EXERCISE BRIEF — Return each record verbatim, images excluded.

(LISTED RECORDS Opens)

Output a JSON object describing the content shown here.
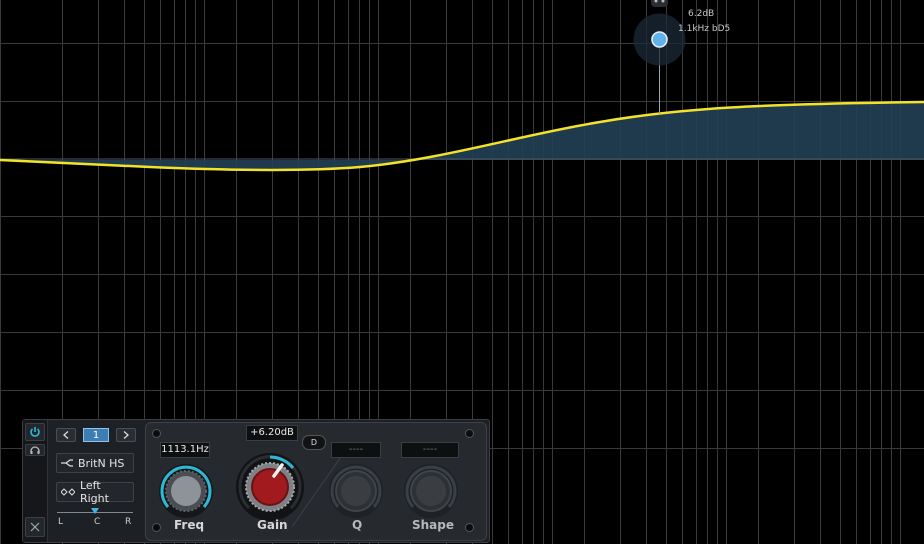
{
  "graph": {
    "node_tooltip_gain": "6.2dB",
    "node_tooltip_freq": "1.1kHz bD5",
    "curve_color": "#f2e32a",
    "fill_color": "#234055",
    "node_color": "#5fb2ea"
  },
  "panel": {
    "band_number": "1",
    "filter_type": "BritN HS",
    "channel_mode": "Left Right",
    "pan_left": "L",
    "pan_center": "C",
    "pan_right": "R",
    "freq_value": "1113.1Hz",
    "freq_label": "Freq",
    "gain_value": "+6.20dB",
    "gain_label": "Gain",
    "d_button": "D",
    "q_value": "----",
    "q_label": "Q",
    "shape_value": "----",
    "shape_label": "Shape",
    "accent_color": "#2fb8d4",
    "gain_knob_color": "#a01a1e"
  }
}
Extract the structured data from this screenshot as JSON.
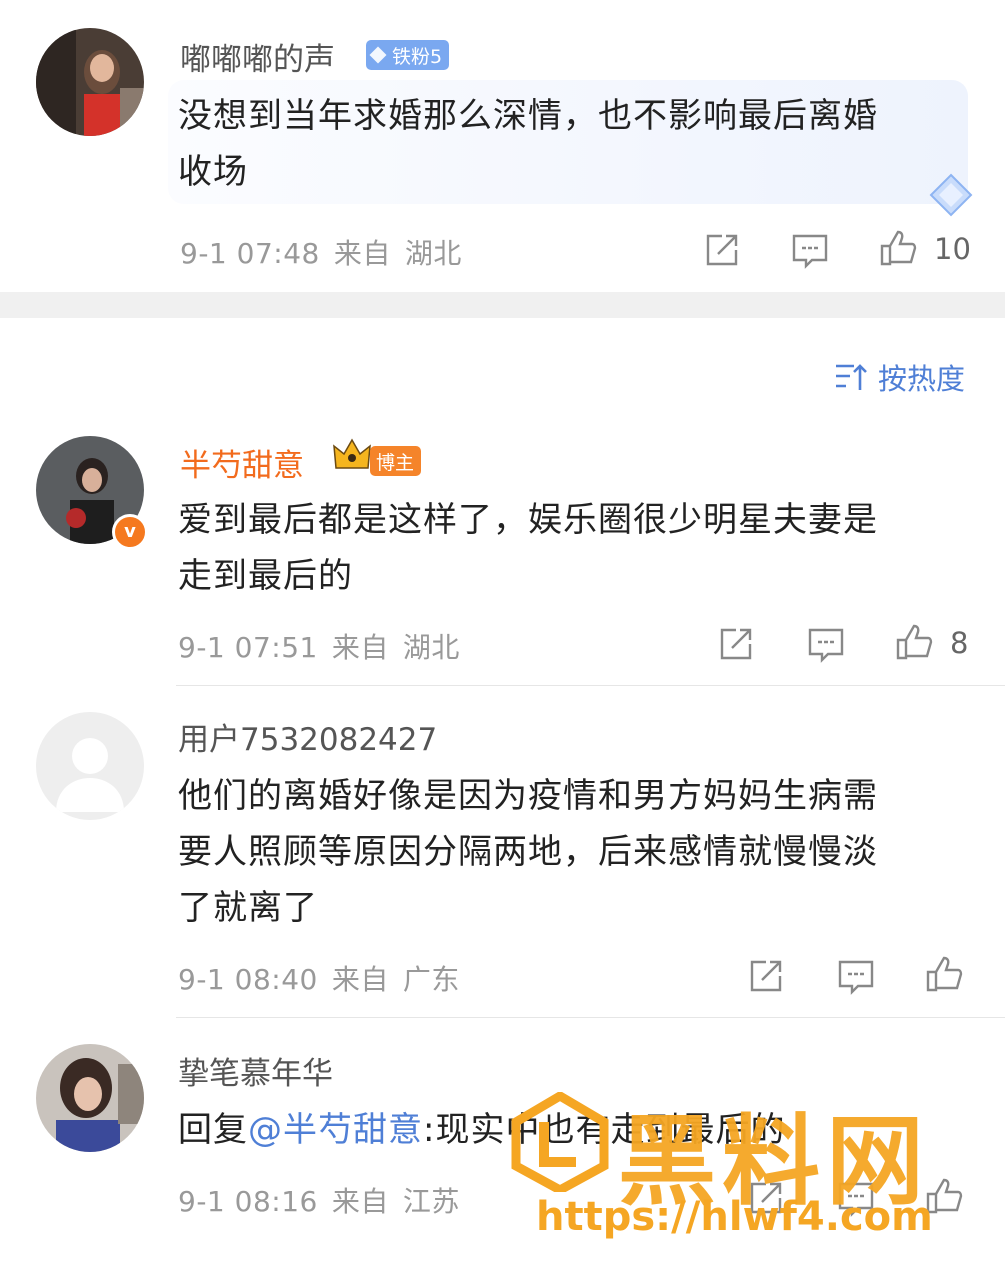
{
  "colors": {
    "accent_blue": "#4f7fd6",
    "vip_orange": "#f26b1d",
    "meta_gray": "#999999",
    "separator": "#f0f0f0"
  },
  "comments": [
    {
      "username": "嘟嘟嘟的声",
      "badge": "铁粉5",
      "text_line1": "没想到当年求婚那么深情，也不影响最后离婚",
      "text_line2": "收场",
      "date": "9-1 07:48",
      "from": "来自",
      "location": "湖北",
      "likes": "10"
    }
  ],
  "sort": {
    "icon": "sort-icon",
    "label": "按热度"
  },
  "replies": [
    {
      "username": "半芍甜意",
      "badge": "博主",
      "text_line1": "爱到最后都是这样了，娱乐圈很少明星夫妻是",
      "text_line2": "走到最后的",
      "date": "9-1 07:51",
      "from": "来自",
      "location": "湖北",
      "likes": "8"
    },
    {
      "username": "用户7532082427",
      "text_line1": "他们的离婚好像是因为疫情和男方妈妈生病需",
      "text_line2": "要人照顾等原因分隔两地，后来感情就慢慢淡",
      "text_line3": "了就离了",
      "date": "9-1 08:40",
      "from": "来自",
      "location": "广东"
    },
    {
      "username": "挚笔慕年华",
      "reply_prefix": "回复",
      "mention": "@半芍甜意",
      "text_rest": ":现实中也有走到最后的",
      "date": "9-1 08:16",
      "from": "来自",
      "location": "江苏"
    }
  ],
  "watermark": {
    "logo_text": "黑料网",
    "url": "https://hlwf4.com"
  }
}
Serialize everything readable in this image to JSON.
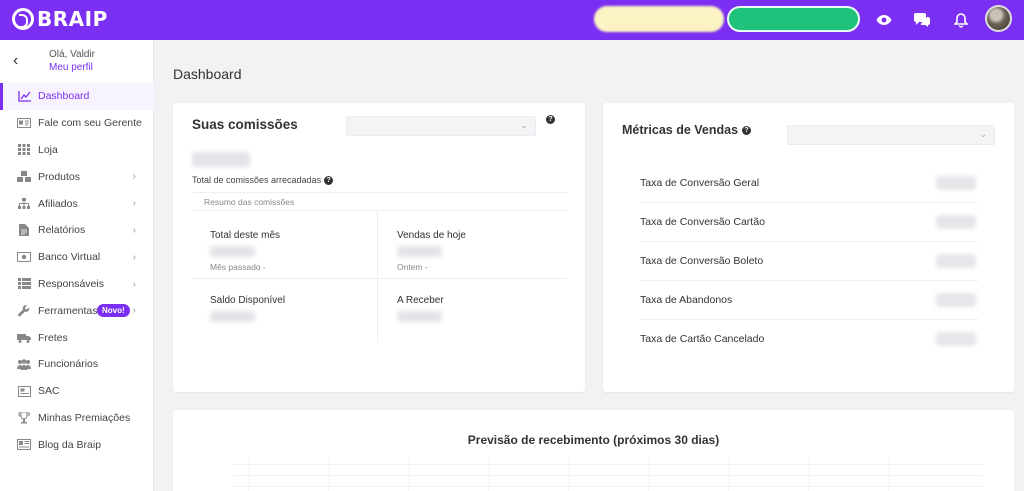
{
  "brand": {
    "name": "BRAIP",
    "accent": "#7b2ff2"
  },
  "topbar": {
    "icons": [
      "eye-icon",
      "chat-icon",
      "bell-icon"
    ]
  },
  "profile": {
    "greeting": "Olá, Valdir",
    "link": "Meu perfil"
  },
  "sidebar": {
    "items": [
      {
        "label": "Dashboard",
        "icon": "chart-line-icon",
        "active": true
      },
      {
        "label": "Fale com seu Gerente",
        "icon": "id-card-icon"
      },
      {
        "label": "Loja",
        "icon": "grid-icon"
      },
      {
        "label": "Produtos",
        "icon": "cubes-icon",
        "chevron": true
      },
      {
        "label": "Afiliados",
        "icon": "sitemap-icon",
        "chevron": true
      },
      {
        "label": "Relatórios",
        "icon": "file-icon",
        "chevron": true
      },
      {
        "label": "Banco Virtual",
        "icon": "money-icon",
        "chevron": true
      },
      {
        "label": "Responsáveis",
        "icon": "list-icon",
        "chevron": true
      },
      {
        "label": "Ferramentas",
        "icon": "wrench-icon",
        "chevron": true,
        "badge": "Novo!"
      },
      {
        "label": "Fretes",
        "icon": "truck-icon"
      },
      {
        "label": "Funcionários",
        "icon": "users-icon"
      },
      {
        "label": "SAC",
        "icon": "sac-icon"
      },
      {
        "label": "Minhas Premiações",
        "icon": "trophy-icon"
      },
      {
        "label": "Blog da Braip",
        "icon": "newspaper-icon"
      }
    ]
  },
  "page": {
    "title": "Dashboard"
  },
  "commissions": {
    "title": "Suas comissões",
    "total_label": "Total de comissões arrecadadas",
    "summary_label": "Resumo das comissões",
    "month_label": "Total deste mês",
    "month_sub": "Mês passado -",
    "today_label": "Vendas de hoje",
    "today_sub": "Ontem -",
    "available_label": "Saldo Disponível",
    "receivable_label": "A Receber"
  },
  "metrics": {
    "title": "Métricas de Vendas",
    "rows": [
      {
        "label": "Taxa de Conversão Geral"
      },
      {
        "label": "Taxa de Conversão Cartão"
      },
      {
        "label": "Taxa de Conversão Boleto"
      },
      {
        "label": "Taxa de Abandonos"
      },
      {
        "label": "Taxa de Cartão Cancelado"
      }
    ]
  },
  "forecast": {
    "title": "Previsão de recebimento (próximos 30 dias)"
  }
}
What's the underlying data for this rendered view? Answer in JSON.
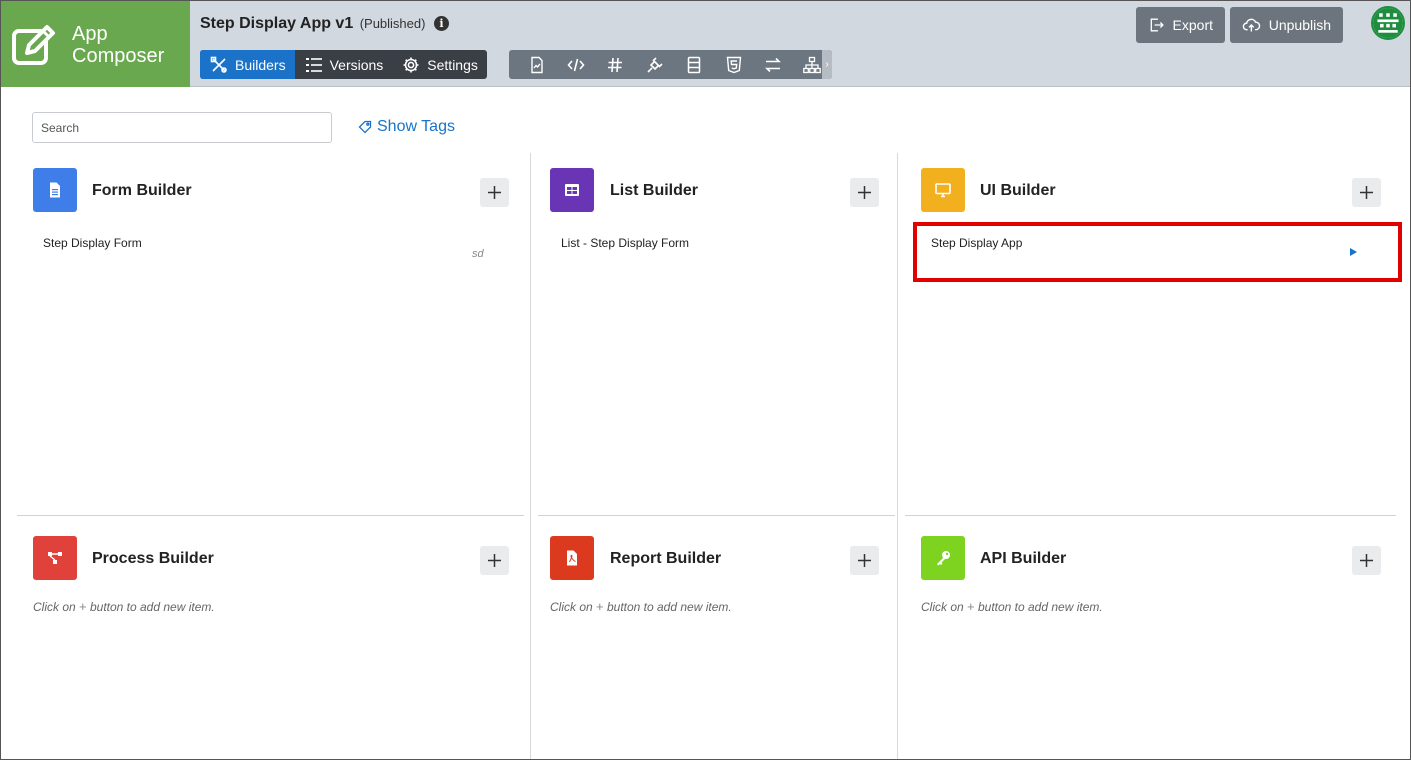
{
  "app": {
    "logo_line1": "App",
    "logo_line2": "Composer",
    "title": "Step Display App v1",
    "status": "(Published)",
    "info_glyph": "i"
  },
  "nav": {
    "builders": "Builders",
    "versions": "Versions",
    "settings": "Settings"
  },
  "tools": [
    "chart-icon",
    "code-icon",
    "hash-icon",
    "plugin-icon",
    "list-icon",
    "html5-icon",
    "arrows-icon",
    "sitemap-icon"
  ],
  "header_actions": {
    "export": "Export",
    "unpublish": "Unpublish"
  },
  "search": {
    "placeholder": "Search",
    "show_tags": "Show Tags"
  },
  "panels": {
    "form": {
      "title": "Form Builder",
      "color": "#3f7ee8",
      "items": [
        {
          "label": "Step Display Form",
          "tag": "sd"
        }
      ]
    },
    "list": {
      "title": "List Builder",
      "color": "#6a35b5",
      "items": [
        {
          "label": "List - Step Display Form"
        }
      ]
    },
    "ui": {
      "title": "UI Builder",
      "color": "#f2b01e",
      "items": [
        {
          "label": "Step Display App"
        }
      ]
    },
    "process": {
      "title": "Process Builder",
      "color": "#e0413a",
      "empty_before": "Click on",
      "empty_plus": "+",
      "empty_after": "button to add new item."
    },
    "report": {
      "title": "Report Builder",
      "color": "#dc3a1e",
      "empty_before": "Click on",
      "empty_plus": "+",
      "empty_after": "button to add new item."
    },
    "api": {
      "title": "API Builder",
      "color": "#7ed321",
      "empty_before": "Click on",
      "empty_plus": "+",
      "empty_after": "button to add new item."
    }
  }
}
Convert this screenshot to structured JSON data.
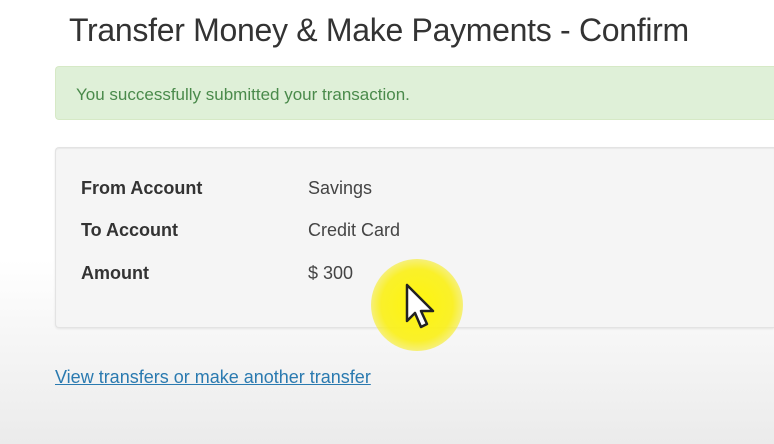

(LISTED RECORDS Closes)

WRITTEN RESPONSE —
Output a JSON object describing the content shown here.
{
  "graph": {
    "node_tooltip_gain": "6.2dB",
    "node_tooltip_freq": "1.1kHz bD5",
    "curve_color": "#f2e32a",
    "fill_color": "#234055",
    "node_color": "#5fb2ea"
  },
  "panel": {
    "band_number": "1",
    "filter_type": "BritN HS",
    "channel_mode": "Left Right",
    "pan_left": "L",
    "pan_center": "C",
    "pan_right": "R",
    "freq_value": "1113.1Hz",
    "freq_label": "Freq",
    "gain_value": "+6.20dB",
    "gain_label": "Gain",
    "d_button": "D",
    "q_value": "----",
    "q_label": "Q",
    "shape_value": "----",
    "shape_label": "Shape",
    "accent_color": "#2fb8d4",
    "gain_knob_color": "#a01a1e"
  }
}
Extract the structured data from this screenshot as JSON.
{
  "colors": {
    "accent_blue": "#4f7fd6",
    "vip_orange": "#f26b1d",
    "meta_gray": "#999999",
    "separator": "#f0f0f0"
  },
  "comments": [
    {
      "username": "嘟嘟嘟的声",
      "badge": "铁粉5",
      "text_line1": "没想到当年求婚那么深情，也不影响最后离婚",
      "text_line2": "收场",
      "date": "9-1 07:48",
      "from": "来自",
      "location": "湖北",
      "likes": "10"
    }
  ],
  "sort": {
    "icon": "sort-icon",
    "label": "按热度"
  },
  "replies": [
    {
      "username": "半芍甜意",
      "badge": "博主",
      "text_line1": "爱到最后都是这样了，娱乐圈很少明星夫妻是",
      "text_line2": "走到最后的",
      "date": "9-1 07:51",
      "from": "来自",
      "location": "湖北",
      "likes": "8"
    },
    {
      "username": "用户7532082427",
      "text_line1": "他们的离婚好像是因为疫情和男方妈妈生病需",
      "text_line2": "要人照顾等原因分隔两地，后来感情就慢慢淡",
      "text_line3": "了就离了",
      "date": "9-1 08:40",
      "from": "来自",
      "location": "广东"
    },
    {
      "username": "挚笔慕年华",
      "reply_prefix": "回复",
      "mention": "@半芍甜意",
      "text_rest": ":现实中也有走到最后的",
      "date": "9-1 08:16",
      "from": "来自",
      "location": "江苏"
    }
  ],
  "watermark": {
    "logo_text": "黑料网",
    "url": "https://hlwf4.com"
  }
}
Serialize everything readable in this image to JSON.
{
  "brand": {
    "name": "BRAIP",
    "accent": "#7b2ff2"
  },
  "topbar": {
    "icons": [
      "eye-icon",
      "chat-icon",
      "bell-icon"
    ]
  },
  "profile": {
    "greeting": "Olá, Valdir",
    "link": "Meu perfil"
  },
  "sidebar": {
    "items": [
      {
        "label": "Dashboard",
        "icon": "chart-line-icon",
        "active": true
      },
      {
        "label": "Fale com seu Gerente",
        "icon": "id-card-icon"
      },
      {
        "label": "Loja",
        "icon": "grid-icon"
      },
      {
        "label": "Produtos",
        "icon": "cubes-icon",
        "chevron": true
      },
      {
        "label": "Afiliados",
        "icon": "sitemap-icon",
        "chevron": true
      },
      {
        "label": "Relatórios",
        "icon": "file-icon",
        "chevron": true
      },
      {
        "label": "Banco Virtual",
        "icon": "money-icon",
        "chevron": true
      },
      {
        "label": "Responsáveis",
        "icon": "list-icon",
        "chevron": true
      },
      {
        "label": "Ferramentas",
        "icon": "wrench-icon",
        "chevron": true,
        "badge": "Novo!"
      },
      {
        "label": "Fretes",
        "icon": "truck-icon"
      },
      {
        "label": "Funcionários",
        "icon": "users-icon"
      },
      {
        "label": "SAC",
        "icon": "sac-icon"
      },
      {
        "label": "Minhas Premiações",
        "icon": "trophy-icon"
      },
      {
        "label": "Blog da Braip",
        "icon": "newspaper-icon"
      }
    ]
  },
  "page": {
    "title": "Dashboard"
  },
  "commissions": {
    "title": "Suas comissões",
    "total_label": "Total de comissões arrecadadas",
    "summary_label": "Resumo das comissões",
    "month_label": "Total deste mês",
    "month_sub": "Mês passado -",
    "today_label": "Vendas de hoje",
    "today_sub": "Ontem -",
    "available_label": "Saldo Disponível",
    "receivable_label": "A Receber"
  },
  "metrics": {
    "title": "Métricas de Vendas",
    "rows": [
      {
        "label": "Taxa de Conversão Geral"
      },
      {
        "label": "Taxa de Conversão Cartão"
      },
      {
        "label": "Taxa de Conversão Boleto"
      },
      {
        "label": "Taxa de Abandonos"
      },
      {
        "label": "Taxa de Cartão Cancelado"
      }
    ]
  },
  "forecast": {
    "title": "Previsão de recebimento (próximos 30 dias)"
  }
}
What's the underlying data for this rendered view? Answer in JSON.
{
  "app": {
    "logo_line1": "App",
    "logo_line2": "Composer",
    "title": "Step Display App v1",
    "status": "(Published)",
    "info_glyph": "i"
  },
  "nav": {
    "builders": "Builders",
    "versions": "Versions",
    "settings": "Settings"
  },
  "tools": [
    "chart-icon",
    "code-icon",
    "hash-icon",
    "plugin-icon",
    "list-icon",
    "html5-icon",
    "arrows-icon",
    "sitemap-icon"
  ],
  "header_actions": {
    "export": "Export",
    "unpublish": "Unpublish"
  },
  "search": {
    "placeholder": "Search",
    "show_tags": "Show Tags"
  },
  "panels": {
    "form": {
      "title": "Form Builder",
      "color": "#3f7ee8",
      "items": [
        {
          "label": "Step Display Form",
          "tag": "sd"
        }
      ]
    },
    "list": {
      "title": "List Builder",
      "color": "#6a35b5",
      "items": [
        {
          "label": "List - Step Display Form"
        }
      ]
    },
    "ui": {
      "title": "UI Builder",
      "color": "#f2b01e",
      "items": [
        {
          "label": "Step Display App"
        }
      ]
    },
    "process": {
      "title": "Process Builder",
      "color": "#e0413a",
      "empty_before": "Click on",
      "empty_plus": "+",
      "empty_after": "button to add new item."
    },
    "report": {
      "title": "Report Builder",
      "color": "#dc3a1e",
      "empty_before": "Click on",
      "empty_plus": "+",
      "empty_after": "button to add new item."
    },
    "api": {
      "title": "API Builder",
      "color": "#7ed321",
      "empty_before": "Click on",
      "empty_plus": "+",
      "empty_after": "button to add new item."
    }
  }
}
Convert this screenshot to structured JSON data.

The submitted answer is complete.